Many hopeful United States Immigrants and their significant others are forced to decide to pursue immigration status through two different methods: the fiancé(e) petition and the spousal petition. This can be a very difficult decision as both methods wrought with pros and cons galore.
You, like many other frustrated hopeful immigrants or their lovers, might be baffled at our current immigration system and unsure of which method is right for you. This article will discuss the various positive and negative aspects of each type of immigration petition. If, after reading this article, you are left still with a vague picture of your immigration options, I highly recommend consulting with an Immigration attorney who will be able to advise you specifically.
Fiance(e) Petition (I-129F)
Fiance(e) petitions can be filed by US Citizens only. That being said, there are various requirements that one must meet in order to be eligible to file for a fiancée. The one difficult one for many is that the Petitioner must have met (been physically present) with the Beneficiary (fiancé(e) abroad) within 2 years of the Petition’s filing date. This visit must be documented with an abundance of evidence. Once the petition (I-129F) is approved by the United States Citizenship and Immigration Service, it will be forwarded to the US Embassy nearest to the beneficiary’s home. The beneficiary will then need to attend an interview with the General Consul.
Fiance(e) Petitions are touted as a faster way of bringing a partner to the United States. Petitions can take from 5-8 months from start to finish. Once the fiancé(e) arrives in the United States, he or she must get marry the Petitioner within 90 days of landing, and must subsequently apply for permanent residence.
Pros and Cons
-Only US Citizens are eligible to take advantage of the Fiance(e) Petition (Legal Permanent Residents are not)
-The filing fees are more expensive for Fiance(e) Petitions- $455 initially, plus $1,010.00 to adjust status once in the US, versus $825 for a Spousal Petition
-Fiance(e) Petitions require more evidence of a bona-fide relationship and Interviewers seem to be more capricious
+Partners need not rush their marriage to be eligible to petition, but can get married in the United States (within 90 days)
+Petitions are processed relatively quickly
Spousal Petition (I-130)
US Citizens and Legal Permanent Residents are allowed to file Spousal Petitions for their wives or husbands. Immigrant visas are immediately available for US Citizens’ spouses, but the immigrant visas for Legal Permanent Residents are not (check out uscis.gov under Processing Dates- currently the USCIS is still processing the Spousal Petitions by LPRs filed in 2005).
The I-130 Immigrant Petition must be filed with the United States Citizenship and Immigration Service and once it is approved, it will be forwarded to the National Visa Center for processing. The National Visa Center will then request information about the beneficiary of the immigrant petition (the immigrant spouse) before forwarding the petition to the US Embassy where an Interview will be scheduled.

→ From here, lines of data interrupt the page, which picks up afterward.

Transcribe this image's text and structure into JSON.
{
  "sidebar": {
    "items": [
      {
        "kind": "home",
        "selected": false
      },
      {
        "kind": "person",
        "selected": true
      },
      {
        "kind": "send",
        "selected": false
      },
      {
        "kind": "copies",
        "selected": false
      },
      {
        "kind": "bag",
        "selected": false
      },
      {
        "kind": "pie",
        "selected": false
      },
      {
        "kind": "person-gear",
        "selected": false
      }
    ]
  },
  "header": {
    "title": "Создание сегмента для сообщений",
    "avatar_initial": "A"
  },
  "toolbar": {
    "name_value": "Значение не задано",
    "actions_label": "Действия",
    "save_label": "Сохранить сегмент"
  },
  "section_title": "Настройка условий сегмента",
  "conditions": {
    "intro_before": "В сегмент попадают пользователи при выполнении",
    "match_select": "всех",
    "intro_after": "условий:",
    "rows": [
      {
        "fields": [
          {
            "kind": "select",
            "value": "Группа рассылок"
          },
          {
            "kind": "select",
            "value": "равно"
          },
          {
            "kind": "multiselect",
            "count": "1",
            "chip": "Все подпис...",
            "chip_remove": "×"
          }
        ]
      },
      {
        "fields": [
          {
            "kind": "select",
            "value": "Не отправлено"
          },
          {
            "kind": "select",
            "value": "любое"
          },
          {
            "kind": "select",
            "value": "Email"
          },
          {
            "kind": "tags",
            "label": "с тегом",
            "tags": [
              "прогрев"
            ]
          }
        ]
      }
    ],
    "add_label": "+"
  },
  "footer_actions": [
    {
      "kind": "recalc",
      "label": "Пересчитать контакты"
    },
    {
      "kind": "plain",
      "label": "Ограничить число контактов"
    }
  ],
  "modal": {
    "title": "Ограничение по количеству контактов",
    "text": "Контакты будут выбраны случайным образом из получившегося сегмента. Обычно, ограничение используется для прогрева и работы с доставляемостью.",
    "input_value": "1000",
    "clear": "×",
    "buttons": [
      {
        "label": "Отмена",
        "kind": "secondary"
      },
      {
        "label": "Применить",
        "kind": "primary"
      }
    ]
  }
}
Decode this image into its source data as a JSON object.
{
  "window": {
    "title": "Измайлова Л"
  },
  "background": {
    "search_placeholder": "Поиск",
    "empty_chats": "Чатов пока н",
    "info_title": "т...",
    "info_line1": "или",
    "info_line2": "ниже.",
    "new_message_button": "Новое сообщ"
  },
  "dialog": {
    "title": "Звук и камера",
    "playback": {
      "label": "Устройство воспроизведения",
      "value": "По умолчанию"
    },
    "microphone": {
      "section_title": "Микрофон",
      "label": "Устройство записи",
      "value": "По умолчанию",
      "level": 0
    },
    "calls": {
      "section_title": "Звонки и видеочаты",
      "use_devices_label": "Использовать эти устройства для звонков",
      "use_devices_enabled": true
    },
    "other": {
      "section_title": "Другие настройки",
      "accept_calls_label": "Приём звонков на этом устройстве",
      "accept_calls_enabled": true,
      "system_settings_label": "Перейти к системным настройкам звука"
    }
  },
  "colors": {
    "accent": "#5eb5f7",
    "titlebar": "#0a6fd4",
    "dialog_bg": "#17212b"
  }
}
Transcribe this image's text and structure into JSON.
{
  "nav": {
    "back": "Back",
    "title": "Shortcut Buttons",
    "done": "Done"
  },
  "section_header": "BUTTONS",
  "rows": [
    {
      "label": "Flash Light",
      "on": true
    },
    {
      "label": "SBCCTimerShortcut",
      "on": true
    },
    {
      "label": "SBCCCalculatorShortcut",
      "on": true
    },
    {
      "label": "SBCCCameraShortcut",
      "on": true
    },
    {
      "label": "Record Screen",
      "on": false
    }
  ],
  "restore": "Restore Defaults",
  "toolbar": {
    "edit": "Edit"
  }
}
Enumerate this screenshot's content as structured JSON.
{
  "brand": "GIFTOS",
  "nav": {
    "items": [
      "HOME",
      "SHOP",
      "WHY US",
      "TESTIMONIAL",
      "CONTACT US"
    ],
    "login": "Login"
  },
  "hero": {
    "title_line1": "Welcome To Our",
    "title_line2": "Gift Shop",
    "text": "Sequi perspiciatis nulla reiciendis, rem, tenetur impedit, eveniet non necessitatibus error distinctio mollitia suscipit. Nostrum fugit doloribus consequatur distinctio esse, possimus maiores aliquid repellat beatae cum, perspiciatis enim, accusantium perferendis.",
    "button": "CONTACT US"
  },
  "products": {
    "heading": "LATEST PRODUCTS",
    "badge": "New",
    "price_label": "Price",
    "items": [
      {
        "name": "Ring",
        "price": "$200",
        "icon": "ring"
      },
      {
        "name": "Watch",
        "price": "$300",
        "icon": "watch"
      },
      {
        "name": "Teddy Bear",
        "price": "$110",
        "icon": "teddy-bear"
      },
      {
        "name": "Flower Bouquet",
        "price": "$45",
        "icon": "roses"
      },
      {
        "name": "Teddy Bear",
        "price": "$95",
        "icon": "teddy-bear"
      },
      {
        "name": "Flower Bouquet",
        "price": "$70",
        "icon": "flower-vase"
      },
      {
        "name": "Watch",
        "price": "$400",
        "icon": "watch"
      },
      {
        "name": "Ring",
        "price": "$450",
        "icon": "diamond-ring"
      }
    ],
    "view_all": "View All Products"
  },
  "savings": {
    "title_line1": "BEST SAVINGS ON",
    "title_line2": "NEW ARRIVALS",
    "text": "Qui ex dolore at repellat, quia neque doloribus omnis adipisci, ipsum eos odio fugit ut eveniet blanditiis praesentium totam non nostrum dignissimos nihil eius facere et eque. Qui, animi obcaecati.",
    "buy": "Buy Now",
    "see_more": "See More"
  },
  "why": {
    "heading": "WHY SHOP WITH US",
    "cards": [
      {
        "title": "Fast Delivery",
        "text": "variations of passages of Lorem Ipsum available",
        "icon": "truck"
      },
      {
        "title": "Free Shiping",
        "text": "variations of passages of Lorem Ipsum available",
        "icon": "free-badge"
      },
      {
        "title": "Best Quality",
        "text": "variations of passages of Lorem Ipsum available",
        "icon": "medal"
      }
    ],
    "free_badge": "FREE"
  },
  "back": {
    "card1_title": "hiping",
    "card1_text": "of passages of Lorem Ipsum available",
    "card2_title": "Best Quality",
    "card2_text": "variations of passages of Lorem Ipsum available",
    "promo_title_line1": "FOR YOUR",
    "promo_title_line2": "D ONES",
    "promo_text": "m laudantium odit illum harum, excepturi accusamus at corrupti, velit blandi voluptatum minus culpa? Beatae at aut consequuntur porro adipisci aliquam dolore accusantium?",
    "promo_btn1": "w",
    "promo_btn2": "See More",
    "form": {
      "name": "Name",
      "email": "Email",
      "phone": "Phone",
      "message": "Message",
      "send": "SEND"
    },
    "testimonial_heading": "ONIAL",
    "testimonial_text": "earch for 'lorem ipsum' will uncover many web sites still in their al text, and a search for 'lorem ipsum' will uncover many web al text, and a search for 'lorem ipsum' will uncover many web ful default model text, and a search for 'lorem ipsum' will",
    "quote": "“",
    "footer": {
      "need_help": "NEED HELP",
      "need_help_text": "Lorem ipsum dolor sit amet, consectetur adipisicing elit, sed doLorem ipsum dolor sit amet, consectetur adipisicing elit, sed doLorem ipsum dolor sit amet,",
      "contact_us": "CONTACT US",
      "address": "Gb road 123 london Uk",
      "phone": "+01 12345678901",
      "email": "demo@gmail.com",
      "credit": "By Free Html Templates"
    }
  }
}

Pros and Cons
-Processing takes longer- for US Citizens can take up to a year, for Permanent Residents takes around 3 years
-Partners must be married before the Petition can be filed- this most likely means the US Citizen will have to travel outside of the US to marry his or her partner
-Spouses must live separately while waiting for their immigrant petition to process
+Spousal Petition Fees are less expensive than the Fiance(e) Petitions- Fees are $825 total, versus $1,465.00 for Fiancee Visa
+Once the immigrant spouse arrives in the United States, he or she is automatically a legal permanent resident and need not adjust status. The spouse visa immigration lawyer will provide information about all the legal procedures to the person after the arrival. It will be convenient to the spouse to adjust in the other country.
+Interview is not quite as capricious as the Fiance(e) Visa Interview, however cases are still decided upon discretion of the Consul
I hope this breakdown of the pros and cons has assisted you in choosing which method of immigration is better suited to your circumstances. If you are still unsure if you are eligible for these petitions, please check the United States Citizenship and Immigration Services website at uscis.gov. There are also various other Immigration forums online that may lend you some guidance. Immigration attorneys are the best resource however, and many offer cheap or free first consultations and advice.